> Aim of the task: Write out the entries exactly, pictures excluded.

Content starts

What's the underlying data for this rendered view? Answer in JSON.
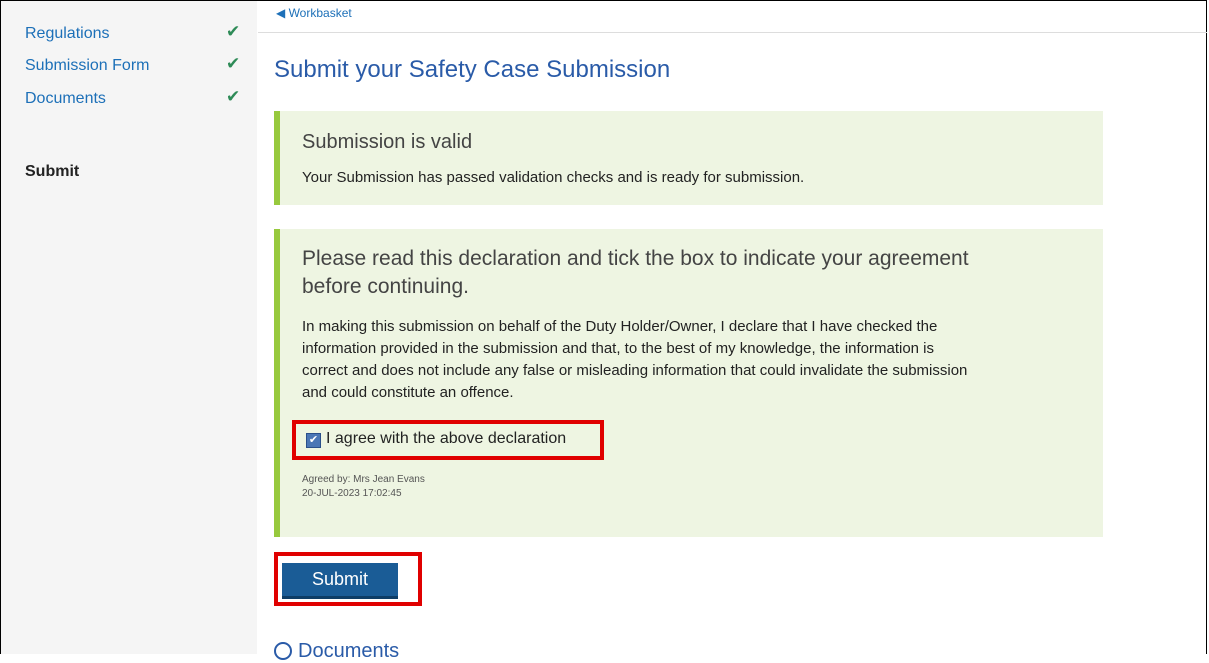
{
  "sidebar": {
    "items": [
      {
        "label": "Regulations",
        "check": "✔"
      },
      {
        "label": "Submission Form",
        "check": "✔"
      },
      {
        "label": "Documents",
        "check": "✔"
      }
    ],
    "current": "Submit"
  },
  "main": {
    "back_link": "◀ Workbasket",
    "title": "Submit your Safety Case Submission",
    "valid_panel": {
      "title": "Submission is valid",
      "text": "Your Submission has passed validation checks and is ready for submission."
    },
    "declaration_panel": {
      "title_line1": "Please read this declaration and tick the box to indicate your agreement",
      "title_line2": "before continuing.",
      "text_lines": [
        "In making this submission on behalf of the Duty Holder/Owner, I declare that I have checked the",
        "information provided in the submission and that, to the best of my knowledge, the information is",
        "correct and does not include any false or misleading information that could invalidate the submission",
        "and could constitute an offence."
      ],
      "agree_label": "I agree with the above declaration",
      "agreed_by": "Agreed by: Mrs Jean Evans",
      "agreed_at": "20-JUL-2023 17:02:45"
    },
    "submit_label": "Submit",
    "documents_label": "Documents"
  },
  "colors": {
    "accent": "#97c93d",
    "link": "#1d70b8",
    "button": "#1a5c96",
    "highlight": "#e00000"
  }
}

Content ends

> Exercise output:
What's the underlying data for this rendered view? Answer in JSON.
{
  "sidebar": {
    "items": [
      {
        "label": "Regulations",
        "check": "✔"
      },
      {
        "label": "Submission Form",
        "check": "✔"
      },
      {
        "label": "Documents",
        "check": "✔"
      }
    ],
    "current": "Submit"
  },
  "main": {
    "back_link": "◀ Workbasket",
    "title": "Submit your Safety Case Submission",
    "valid_panel": {
      "title": "Submission is valid",
      "text": "Your Submission has passed validation checks and is ready for submission."
    },
    "declaration_panel": {
      "title_line1": "Please read this declaration and tick the box to indicate your agreement",
      "title_line2": "before continuing.",
      "text_lines": [
        "In making this submission on behalf of the Duty Holder/Owner, I declare that I have checked the",
        "information provided in the submission and that, to the best of my knowledge, the information is",
        "correct and does not include any false or misleading information that could invalidate the submission",
        "and could constitute an offence."
      ],
      "agree_label": "I agree with the above declaration",
      "agreed_by": "Agreed by: Mrs Jean Evans",
      "agreed_at": "20-JUL-2023 17:02:45"
    },
    "submit_label": "Submit",
    "documents_label": "Documents"
  },
  "colors": {
    "accent": "#97c93d",
    "link": "#1d70b8",
    "button": "#1a5c96",
    "highlight": "#e00000"
  }
}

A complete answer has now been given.